Mix together the salt, cumin, coriander, garlic powder, onion powder and pepper together. Rub all of the seasoning onto pork the night before you plan to cook it. Let set over night. The next day, place pork into crockpot. Pour the apple juice and chicken stock around the pork. Set to cook on low for 8 hours. Half way through (at around 3-4 hours) turn pork over. At the 7 hour mark, remove meat from pot. Shred it up with 2 forks. Pour off the liquid in the crockpot into a container. Place meat back into the pot. Pour about 1/2 cup – 1 cup of liquid back over the top the meat to keep moist. Cook another hour. Serve straight from the crockpot.
August 14, 2011 § 1 Comment
Roasted Potatoes with Bacon and Gorgonzola
If you are like me, I’m always looking for new ways to prepare old, boring ingredients. This is a perfect, jazzed up recipe for plain roasted potatoes.
It truly doesn’t get much better than these potatoes. The crispness of the potatoes and bacon with the creaminess of the gorgonzola cheese…Oh man! TRUE HEAVEN! Best of all, so simple.
I fed this to my group of picky eaters and they all went for seconds of this one. It was loved by all except the 6-year-old. I don’t take his judgement personally though. His palate will develop and once it does, he’ll be glad I have this one in my recipe box.
One thing I’d like to point out: If by some off-chance you actually have any leftovers of this dish, it goes great on a salad.

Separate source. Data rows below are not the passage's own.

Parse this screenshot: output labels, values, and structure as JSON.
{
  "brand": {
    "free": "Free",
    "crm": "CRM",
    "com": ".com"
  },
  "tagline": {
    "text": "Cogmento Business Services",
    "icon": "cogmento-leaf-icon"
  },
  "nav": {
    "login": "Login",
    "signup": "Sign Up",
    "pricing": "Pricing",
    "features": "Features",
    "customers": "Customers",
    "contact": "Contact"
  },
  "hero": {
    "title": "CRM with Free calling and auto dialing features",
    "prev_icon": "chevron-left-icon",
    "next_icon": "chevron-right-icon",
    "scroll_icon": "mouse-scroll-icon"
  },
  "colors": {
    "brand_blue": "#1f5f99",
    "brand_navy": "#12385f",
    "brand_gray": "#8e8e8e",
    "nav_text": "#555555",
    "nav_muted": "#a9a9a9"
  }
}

Yes, sounds weird I know but believe me, it is so good.
- 3 lbs. small red, purple and gold potatoes, washed and quartered
- 2 slices bacon, chopped and uncooked
- 2 green onions, chopped
- 1/4 cup Italian parsley, chopped
- 1 oz. crumbled gorgonzola cheese
- 1/2 teaspoon salt
- 1/4 teaspoon fresh ground pepper
- 1 tablespoon canola oil
Preheat oven to 400 degrees. Pour canola oil onto large cookie sheet. Place washed and quartered potatoes onto the prepared cookie sheet. Season with salt and pepper and toss on sheet. Place into oven and let cook for 15 minutes. After 15 minutes, toss potatoes and add the chopped bacon. Cook another 15 minutes. Remove and let stand for 5 minutes. Transfer to a serving dish. Sprinkle green onion, parsley and gorgonzola over the top and serve.